Think about it: If you were looking for help investing, you would most likely seek out “Professional Investment Coaches,” not just “Coaches,” right? 
 
The same is true for writers. You don’t want to be left out when your ideal clients are searching for your services. Yet, as a writer, choosing your industry can be a little more challenging.  

The temptation is to go with the “Writing & Editing” industry. After all, that’s what we do. However, it isn’t always the best choice. 
 
Anton Volney of Midas Touch Writer believes if your focus is in copywriting, content marketing, or anything designed to help businesses, it would be better to list yourself in the “Marketing and Advertising” industry. You’ll come up in more searches that immediately showcase what you do. 
 
Another valid option would be to list the industry you serve. For example, Nick Usborne, AWAI’s 2014 Copywriter of the Year, lists “Internet” as his industry. His specialty is web writing. 
 
Ultimately, think about what your prospects would search for if they were going to hire you.
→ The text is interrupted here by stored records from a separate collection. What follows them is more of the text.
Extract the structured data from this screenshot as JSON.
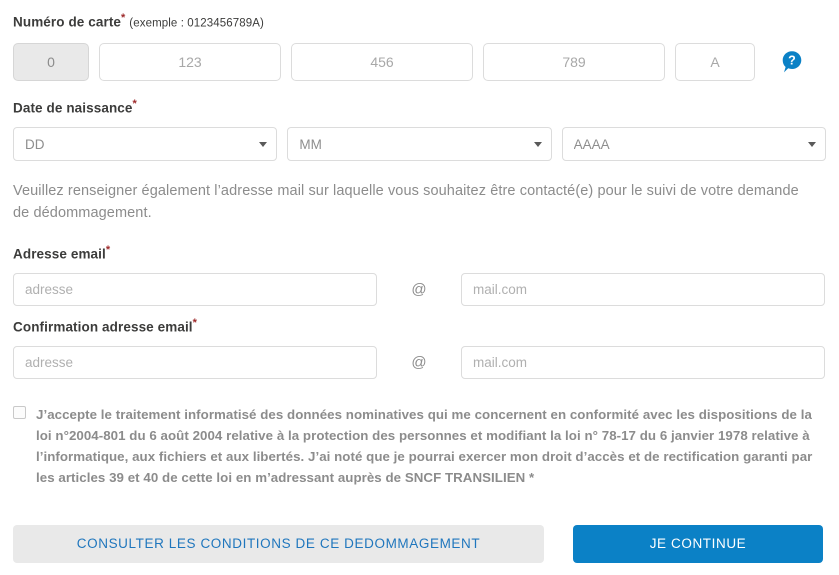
{
  "card_number": {
    "label": "Numéro de carte",
    "required_mark": "*",
    "hint": "(exemple : 0123456789A)",
    "inputs": [
      {
        "name": "card-segment-0",
        "value": "0",
        "placeholder": "0",
        "disabled": true
      },
      {
        "name": "card-segment-1",
        "value": "",
        "placeholder": "123",
        "disabled": false
      },
      {
        "name": "card-segment-2",
        "value": "",
        "placeholder": "456",
        "disabled": false
      },
      {
        "name": "card-segment-3",
        "value": "",
        "placeholder": "789",
        "disabled": false
      },
      {
        "name": "card-segment-4",
        "value": "",
        "placeholder": "A",
        "disabled": false
      }
    ],
    "help_icon": "help-question-bubble-icon",
    "help_color": "#0b81c6"
  },
  "birth_date": {
    "label": "Date de naissance",
    "required_mark": "*",
    "day": {
      "selected": "DD",
      "options": [
        "DD"
      ]
    },
    "month": {
      "selected": "MM",
      "options": [
        "MM"
      ]
    },
    "year": {
      "selected": "AAAA",
      "options": [
        "AAAA"
      ]
    }
  },
  "intro_text": "Veuillez renseigner également l’adresse mail sur laquelle vous souhaitez être contacté(e) pour le suivi de votre demande de dédommagement.",
  "email": {
    "label": "Adresse email",
    "required_mark": "*",
    "local_placeholder": "adresse",
    "local_value": "",
    "at_symbol": "@",
    "domain_placeholder": "mail.com",
    "domain_value": ""
  },
  "email_confirm": {
    "label": "Confirmation adresse email",
    "required_mark": "*",
    "local_placeholder": "adresse",
    "local_value": "",
    "at_symbol": "@",
    "domain_placeholder": "mail.com",
    "domain_value": ""
  },
  "consent": {
    "checked": false,
    "text": "J’accepte le traitement informatisé des données nominatives qui me concernent en conformité avec les dispositions de la loi n°2004-801 du 6 août 2004 relative à la protection des personnes et modifiant la loi n° 78-17 du 6 janvier 1978 relative à l’informatique, aux fichiers et aux libertés. J’ai noté que je pourrai exercer mon droit d’accès et de rectification garanti par les articles 39 et 40 de cette loi en m’adressant auprès de SNCF TRANSILIEN",
    "required_mark": "*"
  },
  "actions": {
    "secondary_label": "CONSULTER LES CONDITIONS DE CE DEDOMMAGEMENT",
    "secondary_color": "#1f76bd",
    "secondary_bg": "#e9e9e9",
    "primary_label": "JE CONTINUE",
    "primary_bg": "#0b81c6",
    "primary_color": "#ffffff"
  }
}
And test a few different options to see which ends up working best for your business. 

#2: Stand Up and Call Yourself an Expert 

You may notice when searching through Google or Yahoo that results sometimes pop up in the search results from content posted on LinkedIn. If you click the link, you are shown the profile shot of the “LinkedIn Expert” who composed the post, and right below their photo is a “Follow” button. Talk about credibility! 
 
Believe it or not, you, too, have the power to elevate yourself to Expert status just by showing off your knowledge. And you don’t necessarily have to be published to do so. 
 
For example, you can keep an RSS feed of Google alerts in your industry and share articles that impact your potential clients. Give a few sentences with your thoughts on the subject, and you’ll start looking like a thought leader. 
 
If you’ve been published or have a blog, be sure to share it on LinkedIn. You can even cross publish (with permission all around) to LinkedIn directly using the “post” feature. This could potentially get you a coveted link on the first page of Google and dramatically boost your visibility! 
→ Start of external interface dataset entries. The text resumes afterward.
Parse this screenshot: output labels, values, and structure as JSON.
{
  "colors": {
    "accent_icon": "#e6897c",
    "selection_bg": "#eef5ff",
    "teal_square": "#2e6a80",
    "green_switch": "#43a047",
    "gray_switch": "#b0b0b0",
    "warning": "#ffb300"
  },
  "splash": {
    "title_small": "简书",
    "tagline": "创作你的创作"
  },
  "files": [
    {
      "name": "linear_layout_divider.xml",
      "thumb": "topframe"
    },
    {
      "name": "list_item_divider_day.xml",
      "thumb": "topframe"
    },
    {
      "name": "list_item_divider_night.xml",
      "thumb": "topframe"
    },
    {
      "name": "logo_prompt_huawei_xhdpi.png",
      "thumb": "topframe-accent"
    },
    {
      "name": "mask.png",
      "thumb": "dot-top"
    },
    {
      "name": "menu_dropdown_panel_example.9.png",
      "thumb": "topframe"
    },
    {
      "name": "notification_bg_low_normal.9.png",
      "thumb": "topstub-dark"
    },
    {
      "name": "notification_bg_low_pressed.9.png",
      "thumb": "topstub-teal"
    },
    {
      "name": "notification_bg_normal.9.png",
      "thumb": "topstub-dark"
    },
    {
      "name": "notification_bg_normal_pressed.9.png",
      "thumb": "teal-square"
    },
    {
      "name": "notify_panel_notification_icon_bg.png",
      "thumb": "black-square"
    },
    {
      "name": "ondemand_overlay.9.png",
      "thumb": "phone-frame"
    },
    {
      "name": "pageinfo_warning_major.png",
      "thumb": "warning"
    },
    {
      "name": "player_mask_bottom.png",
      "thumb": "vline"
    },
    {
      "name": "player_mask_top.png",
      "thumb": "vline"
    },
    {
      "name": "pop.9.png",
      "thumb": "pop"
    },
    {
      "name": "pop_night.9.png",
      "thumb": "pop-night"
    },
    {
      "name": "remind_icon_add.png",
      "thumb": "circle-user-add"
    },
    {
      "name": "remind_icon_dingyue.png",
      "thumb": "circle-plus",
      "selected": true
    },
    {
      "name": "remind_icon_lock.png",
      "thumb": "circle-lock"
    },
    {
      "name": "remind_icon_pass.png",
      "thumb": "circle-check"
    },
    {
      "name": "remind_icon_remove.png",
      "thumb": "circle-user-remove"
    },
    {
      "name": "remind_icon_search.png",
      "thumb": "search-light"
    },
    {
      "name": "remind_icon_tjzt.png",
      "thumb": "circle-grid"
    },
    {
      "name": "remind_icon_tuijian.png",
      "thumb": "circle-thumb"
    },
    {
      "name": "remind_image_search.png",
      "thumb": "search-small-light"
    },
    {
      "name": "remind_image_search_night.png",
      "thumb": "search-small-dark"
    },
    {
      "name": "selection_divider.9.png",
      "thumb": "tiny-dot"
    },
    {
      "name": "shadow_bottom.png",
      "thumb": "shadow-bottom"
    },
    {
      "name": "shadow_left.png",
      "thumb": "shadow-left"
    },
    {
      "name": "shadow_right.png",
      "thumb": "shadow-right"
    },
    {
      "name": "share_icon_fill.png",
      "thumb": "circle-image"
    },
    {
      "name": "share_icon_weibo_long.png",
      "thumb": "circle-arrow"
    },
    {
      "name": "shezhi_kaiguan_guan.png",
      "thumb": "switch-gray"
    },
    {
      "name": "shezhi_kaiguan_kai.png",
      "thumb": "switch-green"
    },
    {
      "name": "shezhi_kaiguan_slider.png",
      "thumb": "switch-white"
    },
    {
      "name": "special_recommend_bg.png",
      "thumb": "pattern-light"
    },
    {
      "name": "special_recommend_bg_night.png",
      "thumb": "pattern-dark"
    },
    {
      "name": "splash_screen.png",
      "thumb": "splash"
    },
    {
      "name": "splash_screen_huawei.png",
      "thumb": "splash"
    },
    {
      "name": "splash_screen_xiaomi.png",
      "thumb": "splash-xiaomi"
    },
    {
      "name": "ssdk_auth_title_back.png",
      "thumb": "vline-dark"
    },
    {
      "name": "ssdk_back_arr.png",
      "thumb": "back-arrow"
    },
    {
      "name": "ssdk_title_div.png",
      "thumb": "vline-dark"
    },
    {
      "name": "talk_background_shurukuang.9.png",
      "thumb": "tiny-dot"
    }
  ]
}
The key is to be consistent with whatever schedule you set. If you can manage sharing one link a day, five days a week, you’ll be in a great position to elevate your credibility.  

#3: Give and You Shall Receive  

You may have heard before that joining groups is a great way to get noticed on LinkedIn. Unfortunately, most writers end up doing the one thing that doesn’t help at all – they join a whole bunch of groups and then never engage them again. 
 
If you want to get the most out of the groups in LinkedIn, you have to provide value. Establish your knowledge and authority.  
 
You can do this in a number of ways. For starters, chime in on discussions happening throughout the group. Offer your support and professional advice. Show the other members you’re there for the group, not just your own self-interest. 
 
You might also share relevant links within the group, sharing a news item, blog, or podcast that might affect those members.  
 
Finally, it would be a huge benefit to offer a sample of your services, such as a written sample of web content. It’s a quick task you can do for free that could lead to more work. 

Get the Most Out of LinkedIn

LinkedIn truly is a powerful tool for freelancing professionals. If you put in the time and energy to make an impressive profile and boost your presence, it will pay you back tenfold. 
 
You’ll develop a rapport with your ideal clients … get more connections (and ultimately more paying work) than ever before … and be able to leverage your “Expert” status into bigger fees. 
 
All you have to do is follow these tips, keep in tune with your industry, and stay up to date with new features on LinkedIn itself. Show your ideal clients how much you care and what they stand to gain from working with you, and the sky’s the limit.